PROBLEM DETAILS: Among the entries below, find every line that has "JSON" and pull it out.

** AVAILABLE DATA follows **

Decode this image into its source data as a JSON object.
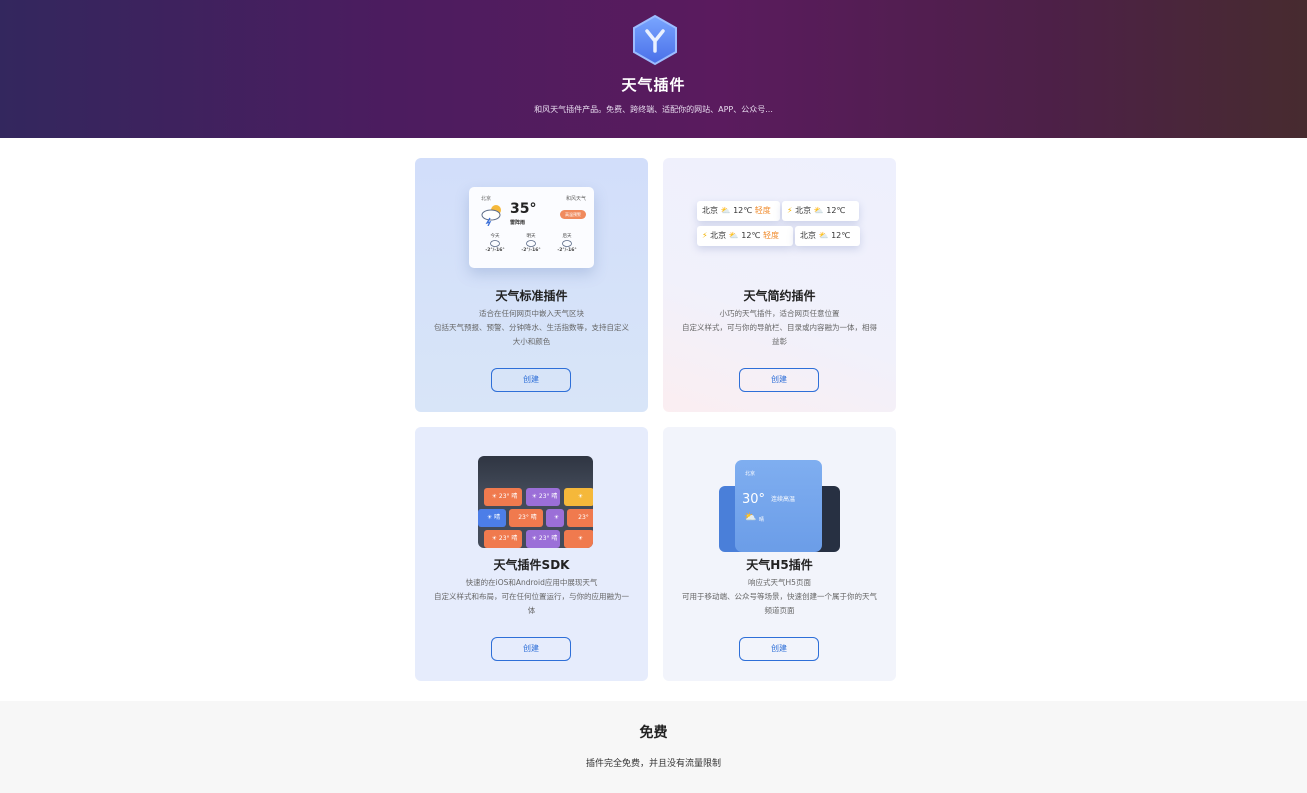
{
  "hero": {
    "title": "天气插件",
    "subtitle": "和风天气插件产品。免费、跨终端、适配你的网站、APP、公众号..."
  },
  "cards": [
    {
      "title": "天气标准插件",
      "desc": [
        "适合在任何网页中嵌入天气区块",
        "包括天气预报、预警、分钟降水、生活指数等，支持自定义大小和颜色"
      ],
      "button": "创建",
      "preview": {
        "city": "北京",
        "brand": "和风天气",
        "temp": "35°",
        "condition": "雷阵雨",
        "badge": "高温预警",
        "days": [
          {
            "name": "今天",
            "range": "-2°/-16°"
          },
          {
            "name": "明天",
            "range": "-2°/-16°"
          },
          {
            "name": "后天",
            "range": "-2°/-16°"
          }
        ]
      }
    },
    {
      "title": "天气简约插件",
      "desc": [
        "小巧的天气插件，适合网页任意位置",
        "自定义样式，可与你的导航栏、目录或内容融为一体，相得益彰"
      ],
      "button": "创建",
      "preview": {
        "chips": [
          {
            "city": "北京",
            "temp": "12℃",
            "tag": "轻度"
          },
          {
            "city": "北京",
            "temp": "12℃",
            "tag": ""
          },
          {
            "city": "北京",
            "temp": "12℃",
            "tag": "轻度"
          },
          {
            "city": "北京",
            "temp": "12℃",
            "tag": ""
          }
        ]
      }
    },
    {
      "title": "天气插件SDK",
      "desc": [
        "快速的在iOS和Android应用中展现天气",
        "自定义样式和布局，可在任何位置运行，与你的应用融为一体"
      ],
      "button": "创建",
      "preview": {
        "tile_text": "23° 晴",
        "colors": {
          "orange": "#f07a4e",
          "purple": "#9b6fd8",
          "yellow": "#f5b83a",
          "blue": "#4c7ee8"
        }
      }
    },
    {
      "title": "天气H5插件",
      "desc": [
        "响应式天气H5页面",
        "可用于移动端、公众号等场景，快速创建一个属于你的天气频道页面"
      ],
      "button": "创建",
      "preview": {
        "city": "北京",
        "temp": "30°",
        "condition": "晴",
        "headline": "连续高温"
      }
    }
  ],
  "free": {
    "title": "免费",
    "desc": "插件完全免费，并且没有流量限制"
  },
  "colors": {
    "accent": "#2e6fd8",
    "warning": "#f08a5d"
  }
}
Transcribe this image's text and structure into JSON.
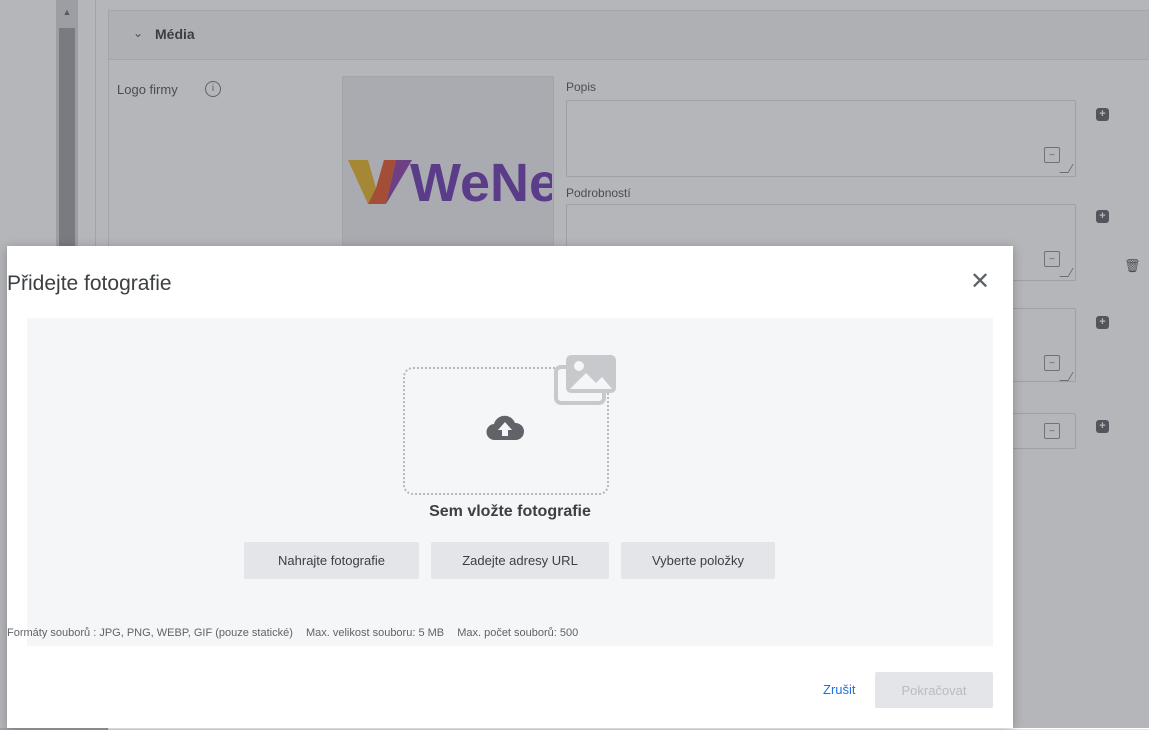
{
  "background": {
    "section_title": "Média",
    "logo_label": "Logo firmy",
    "logo_text": "WeNet",
    "fields": [
      {
        "label": "Popis"
      },
      {
        "label": "Podrobností"
      }
    ]
  },
  "modal": {
    "title": "Přidejte fotografie",
    "drop_label": "Sem vložte fotografie",
    "buttons": {
      "upload": "Nahrajte fotografie",
      "url": "Zadejte adresy URL",
      "select": "Vyberte položky"
    },
    "info": {
      "formats": "Formáty souborů : JPG, PNG, WEBP, GIF (pouze statické)",
      "max_size": "Max. velikost souboru: 5 MB",
      "max_count": "Max. počet souborů: 500"
    },
    "footer": {
      "cancel": "Zrušit",
      "continue": "Pokračovat"
    }
  },
  "colors": {
    "accent": "#1a73e8",
    "overlay": "#3c4046",
    "drop_area": "#f5f6f7",
    "button": "#e3e5e8"
  }
}
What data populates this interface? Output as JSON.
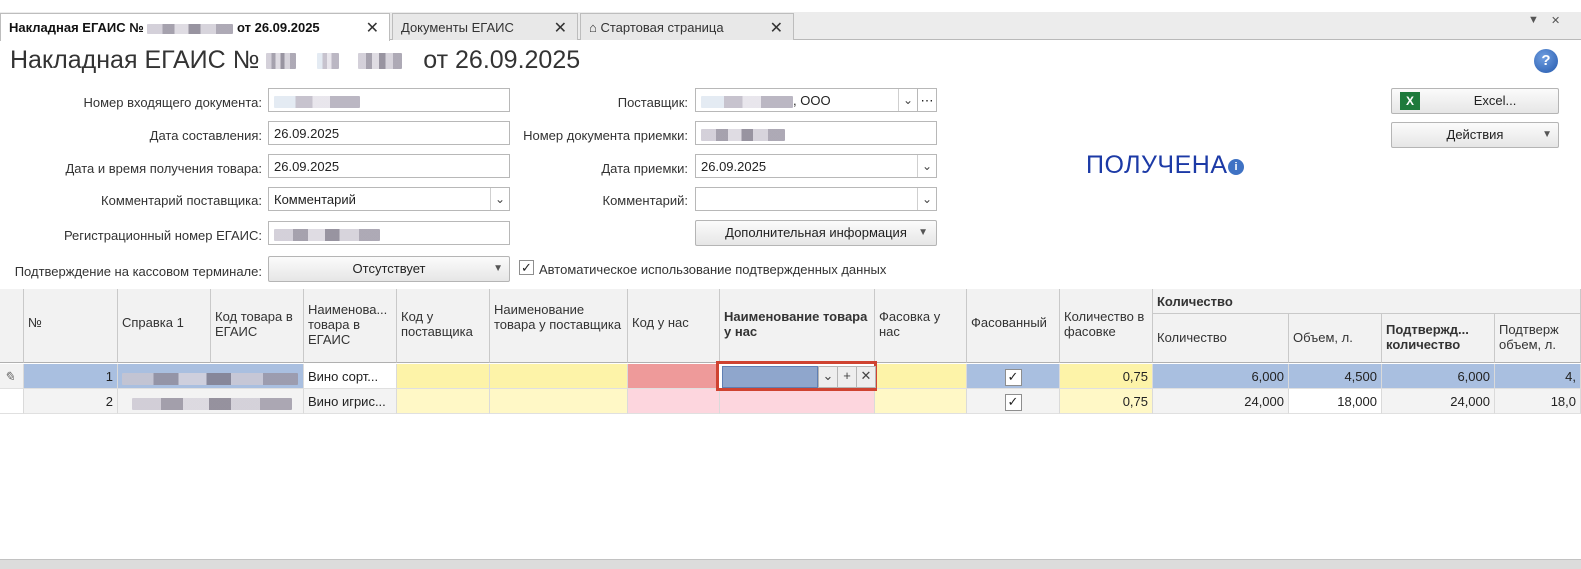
{
  "tabs": [
    {
      "label": "Накладная ЕГАИС №",
      "suffix": " от 26.09.2025",
      "active": true
    },
    {
      "label": "Документы ЕГАИС"
    },
    {
      "label": "Стартовая страница"
    }
  ],
  "header": {
    "title_prefix": "Накладная ЕГАИС №",
    "title_suffix": "от 26.09.2025",
    "status": "ПОЛУЧЕНА"
  },
  "form": {
    "incoming_doc_label": "Номер входящего документа:",
    "created_date_label": "Дата составления:",
    "created_date_value": "26.09.2025",
    "received_dt_label": "Дата и время получения товара:",
    "received_dt_value": "26.09.2025",
    "supplier_comment_label": "Комментарий поставщика:",
    "supplier_comment_value": "Комментарий",
    "egais_reg_label": "Регистрационный номер ЕГАИС:",
    "pos_confirm_label": "Подтверждение на кассовом терминале:",
    "pos_confirm_value": "Отсутствует",
    "supplier_label": "Поставщик:",
    "supplier_value_suffix": ", ООО",
    "acceptance_doc_label": "Номер документа приемки:",
    "acceptance_date_label": "Дата приемки:",
    "acceptance_date_value": "26.09.2025",
    "comment_label": "Комментарий:",
    "additional_info_btn": "Дополнительная информация",
    "auto_use_label": "Автоматическое использование подтвержденных данных"
  },
  "actions": {
    "excel": "Excel...",
    "actions": "Действия"
  },
  "table": {
    "headers": {
      "no": "№",
      "cert": "Справка 1",
      "egais_code": "Код товара в ЕГАИС",
      "egais_name": "Наименова... товара в ЕГАИС",
      "supplier_code": "Код у поставщика",
      "supplier_name": "Наименование товара у поставщика",
      "our_code": "Код у нас",
      "our_name": "Наименование товара у нас",
      "our_pack": "Фасовка у нас",
      "packed": "Фасованный",
      "qty_in_pack": "Количество в фасовке",
      "qty_group": "Количество",
      "qty": "Количество",
      "volume": "Объем, л.",
      "confirmed_qty": "Подтвержд... количество",
      "confirmed_vol": "Подтверж объем, л."
    },
    "rows": [
      {
        "no": "1",
        "egais_name": "Вино сорт...",
        "qty_in_pack": "0,75",
        "qty": "6,000",
        "volume": "4,500",
        "confirmed_qty": "6,000",
        "confirmed_vol": "4,"
      },
      {
        "no": "2",
        "egais_name": "Вино игрис...",
        "qty_in_pack": "0,75",
        "qty": "24,000",
        "volume": "18,000",
        "confirmed_qty": "24,000",
        "confirmed_vol": "18,0"
      }
    ]
  },
  "colors": {
    "status": "#1c3aa6",
    "selected_row": "#a9bfe0",
    "editor_border": "#cf4331"
  }
}
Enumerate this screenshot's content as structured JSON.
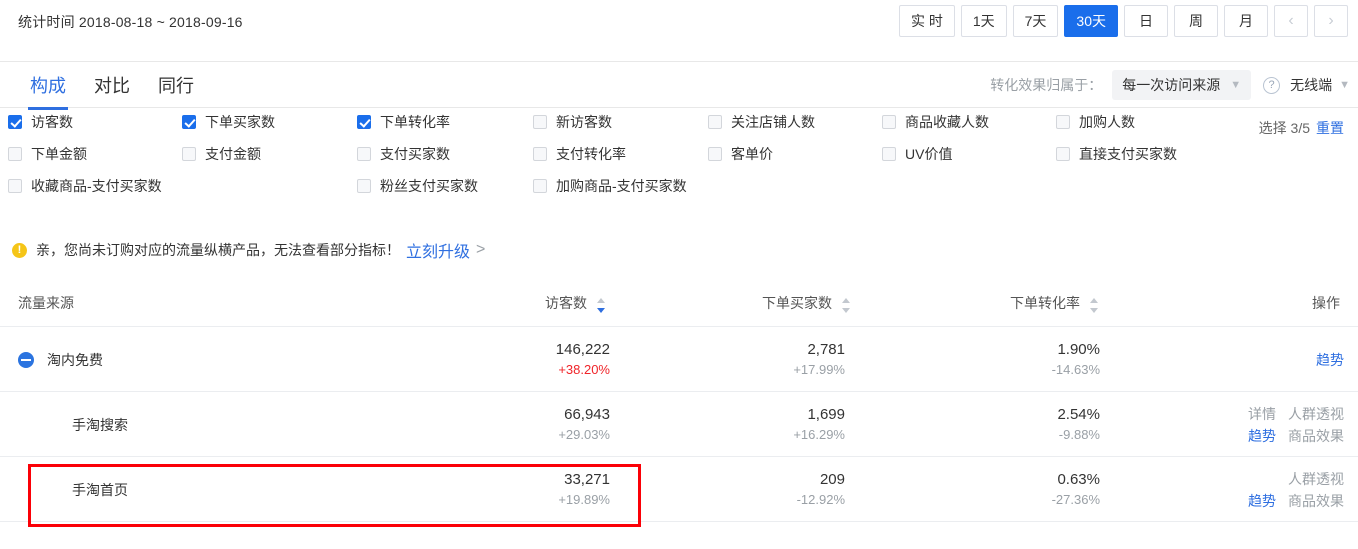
{
  "header": {
    "date_range_label": "统计时间 2018-08-18 ~ 2018-09-16",
    "periods": [
      {
        "label": "实 时",
        "active": false
      },
      {
        "label": "1天",
        "active": false
      },
      {
        "label": "7天",
        "active": false
      },
      {
        "label": "30天",
        "active": true
      },
      {
        "label": "日",
        "active": false
      },
      {
        "label": "周",
        "active": false
      },
      {
        "label": "月",
        "active": false
      }
    ],
    "prev_arrow": "‹",
    "next_arrow": "›"
  },
  "tabs": [
    {
      "label": "构成",
      "active": true
    },
    {
      "label": "对比",
      "active": false
    },
    {
      "label": "同行",
      "active": false
    }
  ],
  "attribution": {
    "label": "转化效果归属于：",
    "select_value": "每一次访问来源",
    "help_icon": "?",
    "terminal_value": "无线端",
    "caret": "∨"
  },
  "metrics": {
    "row1": [
      "访客数",
      "下单买家数",
      "下单转化率",
      "新访客数",
      "关注店铺人数",
      "商品收藏人数",
      "加购人数"
    ],
    "row1_checked": [
      true,
      true,
      true,
      false,
      false,
      false,
      false
    ],
    "row2": [
      "下单金额",
      "支付金额",
      "支付买家数",
      "支付转化率",
      "客单价",
      "UV价值",
      "直接支付买家数"
    ],
    "row3": [
      "收藏商品-支付买家数",
      "粉丝支付买家数",
      "加购商品-支付买家数"
    ],
    "select_count": "选择 3/5",
    "reset_label": "重置"
  },
  "notice": {
    "icon": "!",
    "text": "亲，您尚未订购对应的流量纵横产品，无法查看部分指标！",
    "link": "立刻升级",
    "arrow": ">"
  },
  "table": {
    "columns": [
      {
        "label": "流量来源",
        "sortable": false
      },
      {
        "label": "访客数",
        "sortable": true,
        "sorted": "desc"
      },
      {
        "label": "下单买家数",
        "sortable": true,
        "sorted": ""
      },
      {
        "label": "下单转化率",
        "sortable": true,
        "sorted": ""
      },
      {
        "label": "操作",
        "sortable": false
      }
    ],
    "rows": [
      {
        "source": "淘内免费",
        "level": 0,
        "expanded": true,
        "visitors": "146,222",
        "visitors_delta": "+38.20%",
        "visitors_delta_up": true,
        "buyers": "2,781",
        "buyers_delta": "+17.99%",
        "conv": "1.90%",
        "conv_delta": "-14.63%",
        "ops_line1": [],
        "ops_line2": [
          {
            "label": "趋势",
            "blue": true
          }
        ],
        "ops_single": "趋势",
        "highlight": false
      },
      {
        "source": "手淘搜索",
        "level": 1,
        "expanded": false,
        "visitors": "66,943",
        "visitors_delta": "+29.03%",
        "visitors_delta_up": false,
        "buyers": "1,699",
        "buyers_delta": "+16.29%",
        "conv": "2.54%",
        "conv_delta": "-9.88%",
        "ops_line1": [
          {
            "label": "详情",
            "blue": false
          },
          {
            "label": "人群透视",
            "blue": false
          }
        ],
        "ops_line2": [
          {
            "label": "趋势",
            "blue": true
          },
          {
            "label": "商品效果",
            "blue": false
          }
        ],
        "ops_single": "",
        "highlight": false
      },
      {
        "source": "手淘首页",
        "level": 1,
        "expanded": false,
        "visitors": "33,271",
        "visitors_delta": "+19.89%",
        "visitors_delta_up": false,
        "buyers": "209",
        "buyers_delta": "-12.92%",
        "conv": "0.63%",
        "conv_delta": "-27.36%",
        "ops_line1": [
          {
            "label": "人群透视",
            "blue": false
          }
        ],
        "ops_line2": [
          {
            "label": "趋势",
            "blue": true
          },
          {
            "label": "商品效果",
            "blue": false
          }
        ],
        "ops_single": "",
        "highlight": true
      }
    ]
  },
  "colors": {
    "accent": "#1a6eeb",
    "link": "#2f6fe0",
    "up": "#f0252a",
    "muted": "#9aa0a6",
    "highlight_box": "#fb0007"
  }
}
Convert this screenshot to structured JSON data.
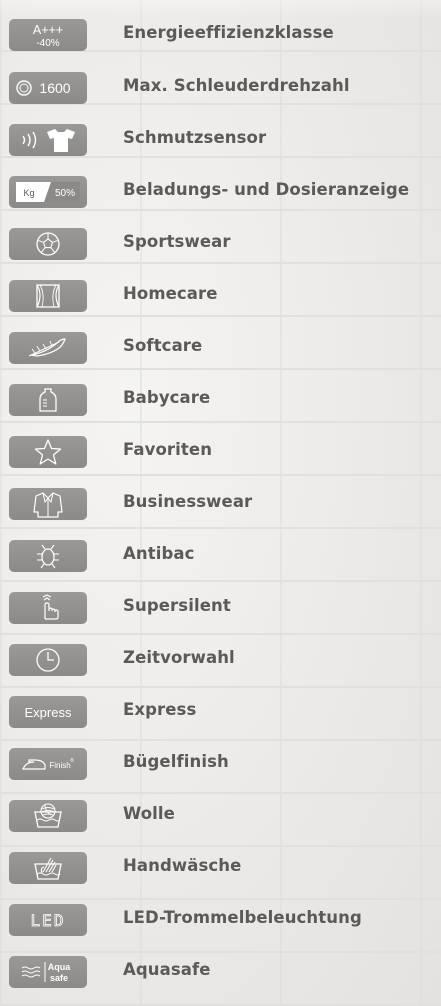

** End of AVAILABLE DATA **

OUTPUT FOR THIS TASK:
Decode this image into its source data as a JSON object.
Transcribe this image's text and structure into JSON.
What data populates this interface? Output as JSON.
Enumerate this screenshot's content as structured JSON.
Convert this screenshot to structured JSON data.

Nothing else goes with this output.